Instructions for the task. Search the data below for the word "Injection" and copy each line that holds it.

##### Material provided #####

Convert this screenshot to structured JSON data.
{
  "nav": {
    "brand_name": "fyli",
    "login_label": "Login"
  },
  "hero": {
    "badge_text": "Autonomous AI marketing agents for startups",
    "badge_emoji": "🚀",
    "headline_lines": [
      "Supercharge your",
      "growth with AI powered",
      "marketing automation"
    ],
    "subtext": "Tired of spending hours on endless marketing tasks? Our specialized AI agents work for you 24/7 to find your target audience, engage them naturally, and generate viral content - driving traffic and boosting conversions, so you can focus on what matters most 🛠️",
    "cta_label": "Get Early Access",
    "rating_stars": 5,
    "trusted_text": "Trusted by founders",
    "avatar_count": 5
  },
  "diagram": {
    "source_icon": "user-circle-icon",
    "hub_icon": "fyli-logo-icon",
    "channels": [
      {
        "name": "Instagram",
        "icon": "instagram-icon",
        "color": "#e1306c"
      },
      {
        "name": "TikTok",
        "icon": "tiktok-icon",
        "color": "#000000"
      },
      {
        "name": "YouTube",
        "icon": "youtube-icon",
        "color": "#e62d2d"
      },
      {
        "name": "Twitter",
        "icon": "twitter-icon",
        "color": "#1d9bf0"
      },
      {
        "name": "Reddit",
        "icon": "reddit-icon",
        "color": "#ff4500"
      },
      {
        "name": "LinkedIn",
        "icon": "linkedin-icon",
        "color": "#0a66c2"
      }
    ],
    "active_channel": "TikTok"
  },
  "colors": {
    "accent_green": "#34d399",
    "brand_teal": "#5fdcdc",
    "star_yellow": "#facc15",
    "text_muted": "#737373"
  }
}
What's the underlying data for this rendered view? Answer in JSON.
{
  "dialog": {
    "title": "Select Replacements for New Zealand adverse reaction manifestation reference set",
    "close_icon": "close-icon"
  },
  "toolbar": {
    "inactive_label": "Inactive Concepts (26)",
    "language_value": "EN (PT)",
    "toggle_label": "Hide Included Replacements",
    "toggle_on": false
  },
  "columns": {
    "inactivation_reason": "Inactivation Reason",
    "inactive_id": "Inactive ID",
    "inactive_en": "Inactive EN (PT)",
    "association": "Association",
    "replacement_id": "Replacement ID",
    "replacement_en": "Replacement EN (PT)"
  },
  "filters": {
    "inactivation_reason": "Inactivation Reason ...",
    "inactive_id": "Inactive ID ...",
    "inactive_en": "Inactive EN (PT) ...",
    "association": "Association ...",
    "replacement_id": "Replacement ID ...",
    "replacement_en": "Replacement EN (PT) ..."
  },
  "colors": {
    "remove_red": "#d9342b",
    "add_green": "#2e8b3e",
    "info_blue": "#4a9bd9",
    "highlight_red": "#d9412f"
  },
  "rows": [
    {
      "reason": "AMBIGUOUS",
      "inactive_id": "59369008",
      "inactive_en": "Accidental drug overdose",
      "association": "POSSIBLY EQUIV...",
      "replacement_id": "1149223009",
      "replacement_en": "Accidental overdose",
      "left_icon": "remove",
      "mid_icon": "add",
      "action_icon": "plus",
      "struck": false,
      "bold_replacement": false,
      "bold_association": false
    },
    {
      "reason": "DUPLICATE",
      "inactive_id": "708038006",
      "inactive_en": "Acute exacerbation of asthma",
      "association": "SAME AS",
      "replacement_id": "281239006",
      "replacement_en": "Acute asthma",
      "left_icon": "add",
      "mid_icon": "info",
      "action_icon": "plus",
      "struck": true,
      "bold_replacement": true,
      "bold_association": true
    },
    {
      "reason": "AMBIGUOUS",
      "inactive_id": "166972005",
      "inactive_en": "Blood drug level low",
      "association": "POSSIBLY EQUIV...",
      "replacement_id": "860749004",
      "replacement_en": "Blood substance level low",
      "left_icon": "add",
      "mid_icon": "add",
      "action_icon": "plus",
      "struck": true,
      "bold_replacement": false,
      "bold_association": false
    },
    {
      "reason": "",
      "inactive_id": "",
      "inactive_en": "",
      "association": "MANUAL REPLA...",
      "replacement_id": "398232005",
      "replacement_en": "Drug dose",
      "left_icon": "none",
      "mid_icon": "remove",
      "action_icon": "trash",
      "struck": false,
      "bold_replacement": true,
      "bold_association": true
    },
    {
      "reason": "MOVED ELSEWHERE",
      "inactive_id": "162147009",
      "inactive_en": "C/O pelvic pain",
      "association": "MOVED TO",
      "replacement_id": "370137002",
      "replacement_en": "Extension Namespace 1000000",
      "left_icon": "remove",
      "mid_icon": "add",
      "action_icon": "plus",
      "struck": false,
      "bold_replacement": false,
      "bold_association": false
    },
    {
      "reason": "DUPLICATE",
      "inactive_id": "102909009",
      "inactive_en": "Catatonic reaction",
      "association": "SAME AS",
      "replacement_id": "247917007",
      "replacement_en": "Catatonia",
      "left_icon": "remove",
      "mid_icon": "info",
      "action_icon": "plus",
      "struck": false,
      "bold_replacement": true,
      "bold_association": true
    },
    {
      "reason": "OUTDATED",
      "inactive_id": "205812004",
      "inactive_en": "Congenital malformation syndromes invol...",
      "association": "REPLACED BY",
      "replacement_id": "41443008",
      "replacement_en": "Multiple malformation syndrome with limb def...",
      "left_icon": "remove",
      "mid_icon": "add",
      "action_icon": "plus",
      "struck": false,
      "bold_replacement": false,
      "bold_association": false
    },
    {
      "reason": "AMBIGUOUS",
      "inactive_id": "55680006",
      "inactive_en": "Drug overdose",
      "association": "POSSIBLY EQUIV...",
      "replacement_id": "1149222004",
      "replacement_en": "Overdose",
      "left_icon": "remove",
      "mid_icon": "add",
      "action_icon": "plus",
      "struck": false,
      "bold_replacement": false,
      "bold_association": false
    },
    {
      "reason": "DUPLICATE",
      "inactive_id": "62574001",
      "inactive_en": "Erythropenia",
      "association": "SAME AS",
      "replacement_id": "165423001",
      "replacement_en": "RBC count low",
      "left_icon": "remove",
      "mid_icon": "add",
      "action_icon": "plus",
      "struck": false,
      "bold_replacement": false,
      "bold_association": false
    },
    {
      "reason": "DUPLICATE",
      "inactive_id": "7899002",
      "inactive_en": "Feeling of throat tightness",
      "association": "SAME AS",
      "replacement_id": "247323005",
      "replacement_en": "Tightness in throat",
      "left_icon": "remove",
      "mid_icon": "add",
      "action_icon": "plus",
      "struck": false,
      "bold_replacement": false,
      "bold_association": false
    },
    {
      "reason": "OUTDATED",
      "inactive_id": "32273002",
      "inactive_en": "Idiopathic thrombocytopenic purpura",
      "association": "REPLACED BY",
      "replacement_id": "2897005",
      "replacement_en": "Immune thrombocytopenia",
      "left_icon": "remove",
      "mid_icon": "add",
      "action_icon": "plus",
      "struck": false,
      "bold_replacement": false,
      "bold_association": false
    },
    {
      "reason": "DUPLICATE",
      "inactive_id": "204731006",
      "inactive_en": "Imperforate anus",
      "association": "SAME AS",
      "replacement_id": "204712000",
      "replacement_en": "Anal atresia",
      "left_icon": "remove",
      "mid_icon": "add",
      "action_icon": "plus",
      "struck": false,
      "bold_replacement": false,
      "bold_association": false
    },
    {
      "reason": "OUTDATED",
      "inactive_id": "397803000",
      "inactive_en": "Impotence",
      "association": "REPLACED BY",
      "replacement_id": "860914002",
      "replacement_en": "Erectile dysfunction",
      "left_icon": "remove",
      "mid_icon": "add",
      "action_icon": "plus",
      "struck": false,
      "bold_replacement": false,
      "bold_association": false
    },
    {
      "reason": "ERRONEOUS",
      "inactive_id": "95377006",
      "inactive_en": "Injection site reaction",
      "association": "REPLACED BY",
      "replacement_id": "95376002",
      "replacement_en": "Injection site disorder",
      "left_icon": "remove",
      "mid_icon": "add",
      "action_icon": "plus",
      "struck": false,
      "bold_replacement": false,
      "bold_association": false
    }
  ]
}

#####

Solution.
      "inactive_en": "Injection site reaction",
      "replacement_en": "Injection site disorder",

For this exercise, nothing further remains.